● **What to work on**
All lines containing the string "title" must be copied from the entries.

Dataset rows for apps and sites
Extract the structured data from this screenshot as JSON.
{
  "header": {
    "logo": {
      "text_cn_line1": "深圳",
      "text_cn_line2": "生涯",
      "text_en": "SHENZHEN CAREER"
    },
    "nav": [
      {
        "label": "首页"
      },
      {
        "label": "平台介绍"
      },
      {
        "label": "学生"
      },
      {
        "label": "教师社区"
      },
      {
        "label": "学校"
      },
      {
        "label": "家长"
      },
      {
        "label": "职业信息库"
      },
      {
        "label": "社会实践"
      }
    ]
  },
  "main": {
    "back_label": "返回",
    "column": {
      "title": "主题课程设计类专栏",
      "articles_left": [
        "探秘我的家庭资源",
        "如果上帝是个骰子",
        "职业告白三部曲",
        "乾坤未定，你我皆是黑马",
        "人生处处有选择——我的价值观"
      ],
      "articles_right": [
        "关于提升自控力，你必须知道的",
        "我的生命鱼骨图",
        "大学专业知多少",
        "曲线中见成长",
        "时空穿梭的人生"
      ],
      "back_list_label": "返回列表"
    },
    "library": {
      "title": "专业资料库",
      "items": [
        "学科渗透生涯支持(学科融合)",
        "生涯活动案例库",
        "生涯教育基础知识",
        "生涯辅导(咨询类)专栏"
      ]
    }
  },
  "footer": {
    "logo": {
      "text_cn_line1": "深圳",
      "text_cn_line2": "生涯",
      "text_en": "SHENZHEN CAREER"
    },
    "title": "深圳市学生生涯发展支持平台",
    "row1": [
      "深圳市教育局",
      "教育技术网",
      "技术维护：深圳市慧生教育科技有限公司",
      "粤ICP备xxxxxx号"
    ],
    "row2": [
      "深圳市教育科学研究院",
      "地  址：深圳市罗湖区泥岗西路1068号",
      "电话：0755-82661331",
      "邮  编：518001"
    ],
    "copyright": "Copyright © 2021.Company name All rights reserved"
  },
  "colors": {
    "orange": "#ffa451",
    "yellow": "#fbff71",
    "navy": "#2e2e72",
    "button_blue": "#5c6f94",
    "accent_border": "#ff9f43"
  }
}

● **Exercise solution**
      "title": "主题课程设计类专栏",
      "title": "专业资料库",
    "title": "深圳市学生生涯发展支持平台",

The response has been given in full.